_WORK ITEM:_
Wherever "letters" occurs in the entries, copy the line that holds it.

_DATA SUPPLIED:_
• • •

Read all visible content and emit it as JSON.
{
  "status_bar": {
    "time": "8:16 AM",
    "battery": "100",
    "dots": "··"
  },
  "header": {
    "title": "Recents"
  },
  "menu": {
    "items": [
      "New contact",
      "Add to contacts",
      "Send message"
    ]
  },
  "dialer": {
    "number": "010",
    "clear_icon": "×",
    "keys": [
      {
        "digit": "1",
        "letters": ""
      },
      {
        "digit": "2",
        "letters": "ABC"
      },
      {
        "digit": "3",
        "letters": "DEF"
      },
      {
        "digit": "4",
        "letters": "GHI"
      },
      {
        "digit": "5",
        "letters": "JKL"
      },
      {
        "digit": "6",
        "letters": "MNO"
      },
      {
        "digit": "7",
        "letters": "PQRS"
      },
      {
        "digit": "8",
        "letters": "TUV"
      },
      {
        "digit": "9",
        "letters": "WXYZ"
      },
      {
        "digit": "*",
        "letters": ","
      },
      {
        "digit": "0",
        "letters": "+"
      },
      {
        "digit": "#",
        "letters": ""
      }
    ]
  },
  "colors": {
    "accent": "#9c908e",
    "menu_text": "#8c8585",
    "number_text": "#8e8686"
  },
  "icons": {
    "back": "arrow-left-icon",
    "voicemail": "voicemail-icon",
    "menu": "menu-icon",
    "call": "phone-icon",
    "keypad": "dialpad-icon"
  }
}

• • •

_SOLUTION FOR THIS TASK:_
        "letters": ""
        "letters": "ABC"
        "letters": "DEF"
        "letters": "GHI"
        "letters": "JKL"
        "letters": "MNO"
        "letters": "PQRS"
        "letters": "TUV"
        "letters": "WXYZ"
        "letters": ","
        "letters": "+"
        "letters": ""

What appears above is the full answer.